● Task objective:
Collect every line below that contains the word "reward".

Stored data
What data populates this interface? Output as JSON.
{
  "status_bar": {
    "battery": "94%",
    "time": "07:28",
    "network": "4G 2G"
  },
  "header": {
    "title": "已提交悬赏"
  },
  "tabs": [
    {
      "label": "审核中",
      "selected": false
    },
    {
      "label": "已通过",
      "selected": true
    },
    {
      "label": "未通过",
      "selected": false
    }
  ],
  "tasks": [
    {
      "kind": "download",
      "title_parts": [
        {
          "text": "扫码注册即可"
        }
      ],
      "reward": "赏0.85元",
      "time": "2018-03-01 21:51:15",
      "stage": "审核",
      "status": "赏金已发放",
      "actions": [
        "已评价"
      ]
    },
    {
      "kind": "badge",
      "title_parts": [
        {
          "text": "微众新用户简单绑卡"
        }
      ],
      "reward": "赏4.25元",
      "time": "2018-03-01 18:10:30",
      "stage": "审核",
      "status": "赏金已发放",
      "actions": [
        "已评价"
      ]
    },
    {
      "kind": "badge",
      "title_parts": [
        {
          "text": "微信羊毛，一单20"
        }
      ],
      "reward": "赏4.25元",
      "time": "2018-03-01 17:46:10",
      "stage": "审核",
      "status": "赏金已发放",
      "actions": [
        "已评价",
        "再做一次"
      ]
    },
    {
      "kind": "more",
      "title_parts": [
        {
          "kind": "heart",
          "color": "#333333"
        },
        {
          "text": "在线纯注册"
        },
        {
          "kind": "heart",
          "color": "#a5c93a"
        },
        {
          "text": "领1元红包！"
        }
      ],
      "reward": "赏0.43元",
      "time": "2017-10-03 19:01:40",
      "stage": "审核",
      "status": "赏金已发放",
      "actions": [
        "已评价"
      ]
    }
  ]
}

● Written solution:
      "reward": "赏0.85元",
      "reward": "赏4.25元",
      "reward": "赏4.25元",
      "reward": "赏0.43元",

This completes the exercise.